Besides great birding, there are some very cool insects in New Zealand.
First off, since we’ve posted monarchs from everywhere else, you might as well see one from New Zealand too. My 2nd cousin Oscar, who is five, was rearing monarch caterpillars. Whenever I stopped at their house, the monarchs were in a different life stage. First I saw tiny caterpillars, about 5mm long. After three weeks, there were a few chrysalises and another was about 5cm and hanging from the leaf in a “J” shape. The next morning, there was a chrysalis. I left and returned about a week later. The chrysalis was becoming clear, and you can see the monarch’s orange and black wings through it. I had to get on a plane before I could watch it emerge.
|Monarch about to emerge from chrysalis, Wellington, NZ|
I managed get a bad photograph a dragonfly. Most of them are too fast for me. This is probably a male Blue-spotted Darner. I found it in Miranda in a salt marsh, but you could find this species in Australia as well.
|Adversaeshna brevistyla, Miranda, North Island|
In addition to being home to insects from elsewhere in the world, New Zealand has plenty of endemics.
Wetas are basically large nocturnal flightless grasshoppers endemic to New Zealand. I saw them in the daytime. They are a very ancient group of insects, and apparently haven’t changed much in the last 100 million years. The Maori word “weta” means something like “demon grasshopper” or “god of ugly things.” Giant wetas are endangered vegetarians too docile to fight and too heavy (at 70 grams!) to jump away from introduced mainland predators. I didn't see any of these big guys--they are pretty much confined to the offshore islands.
I did see a young tree weta, probably the Wellington Tree Weta. Check out these crazy long antennae. Tree wetas are fairly aggressive and as adults have big heads with impressive mouthparts, but this is a pretty harmless young one.
|Hemideina crassidens, Picton, South Island|
I also stumbled upon a cave weta in the woods. Cave wetas are closely related to camel crickets. They don’t have tympanum, but are good at sensing ground vibrations through their feet. They like caves and other dark places. The one I found was sitting on a path just below tree line. This is one seriously awesome insect.

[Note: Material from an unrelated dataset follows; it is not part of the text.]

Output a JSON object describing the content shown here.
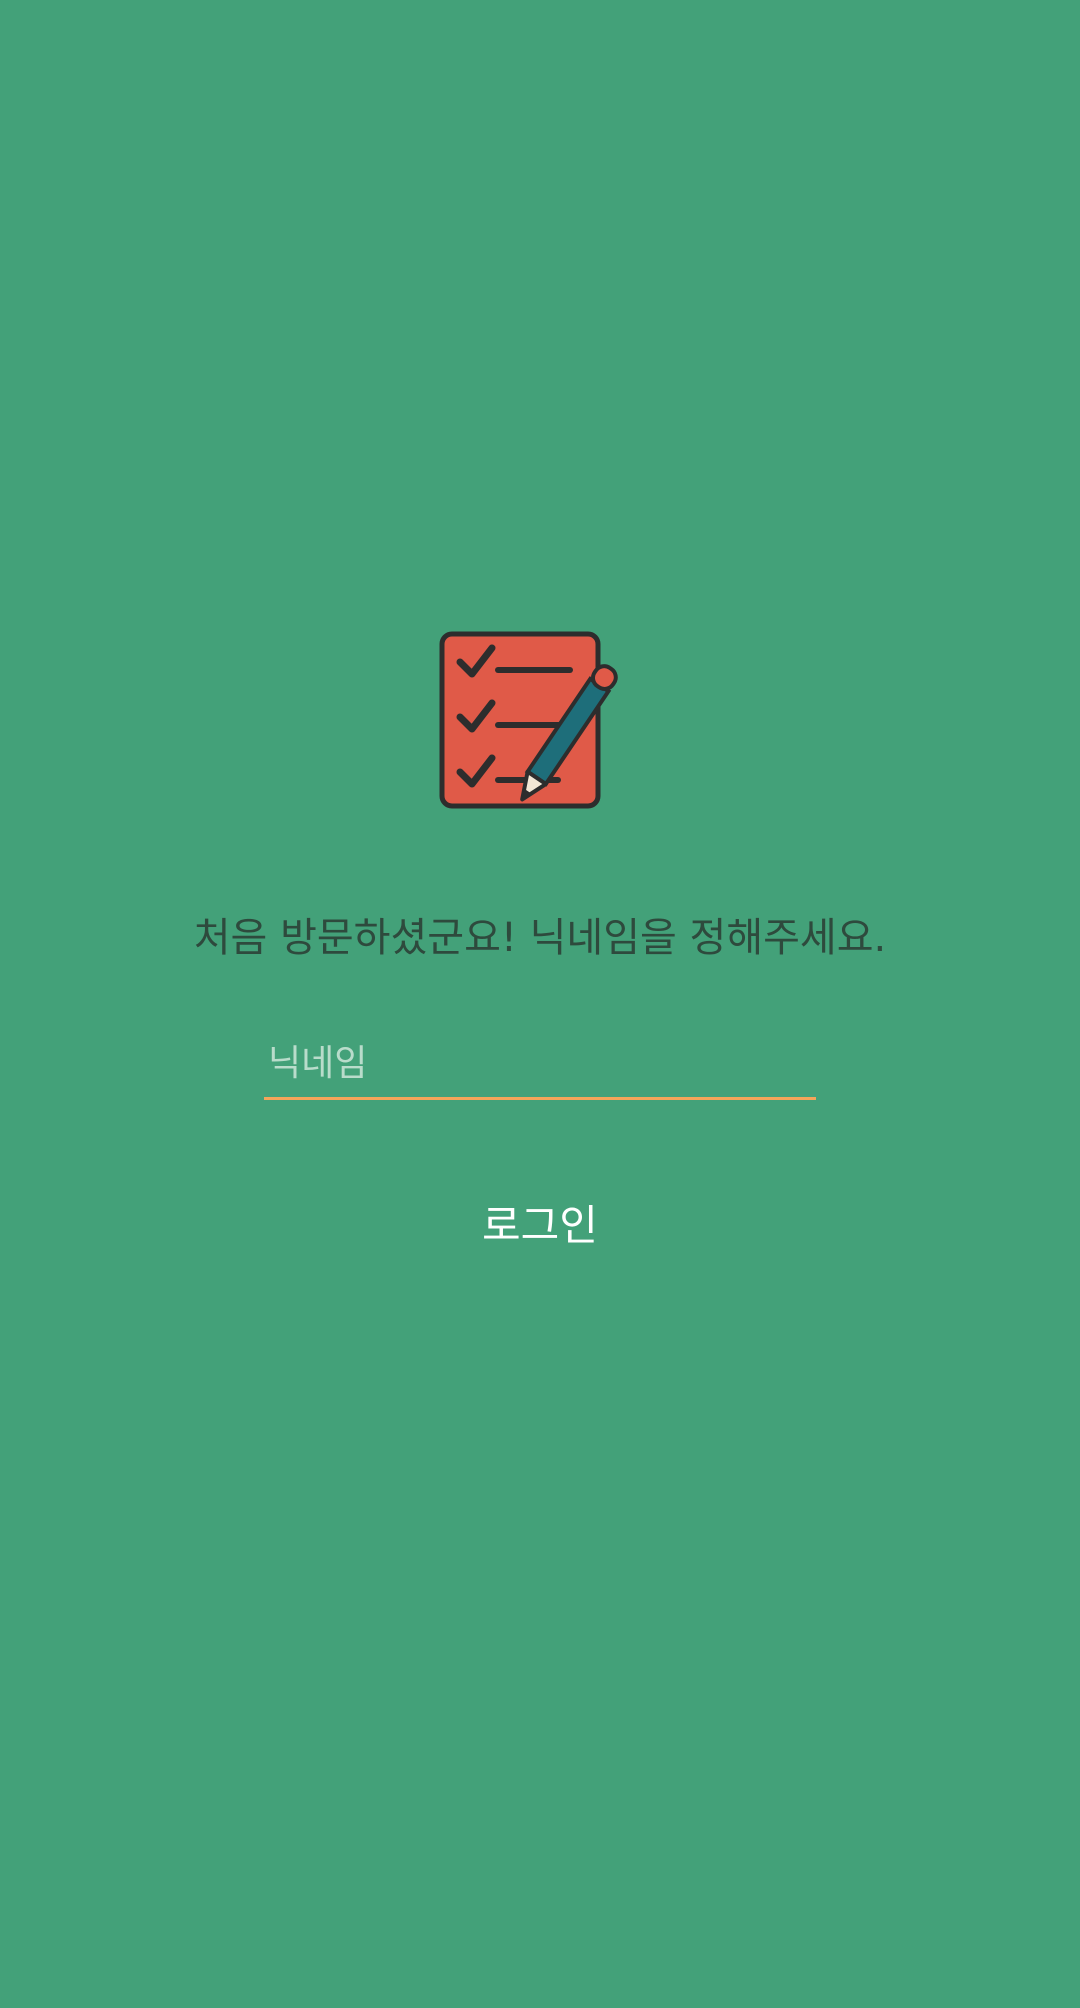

|Cave Weta at Tongariro National Park, North Island|
Tiger beetles are beautiful and awesome predators. New Zealand is home to about a dozen species, and this cooperative one that I managed to photograph is called a common tiger beetle. Lots of these guys were hanging out on some gravel walking paths around the Tongariro National Park, within viewing distance of Mt. Doom.
|Cicindela tuberculata, Tongariro National Park, North Island|
I am very good at finding the most common things around, so here’s a photo of a Red Damselfly resting on a dock on Lake Mapourika, South Island. These guys are probably the most common damselfly in NZ. They are native and widespread.
|Xanthocnemis zealanica, Lake Mapourika, South Island|
Cicadas spend most of their lives underground as larvae (we all know about the periodical cicadas, some of which spend 17 years underground) sucking on plant roots. When the time and weather conditions are right, they climb up onto some vegetation and out of their old skin. Like butterflies emerging from a chrysalis, they spend a few hours pumping blood through their wings to straighten them out after being all squished during development. Here is an example of a cicada whose wings were probably stuck in its old exoskeleton when it was trying to do this:
|Amphisalta zelandica, Bluff, South Island|
As adults, cicadas only live a few days to a few weeks. They die after mating and laying eggs. This beauty is found from treeline to the sea on the North and South Islands, but is likely a different subspecies on the South island. Thanks to UConn for photographic keys. Hope I got it right.
|Kikihia subalpine, Milford Sound, South Island|
I don't know much about weevils, but they're interesting and widespread. In this particular alpine meadow, I found many of these weevils in little tiny flowers.
|Weevil on the summit of Mount Stokes, Marlborough Sounds, South Island|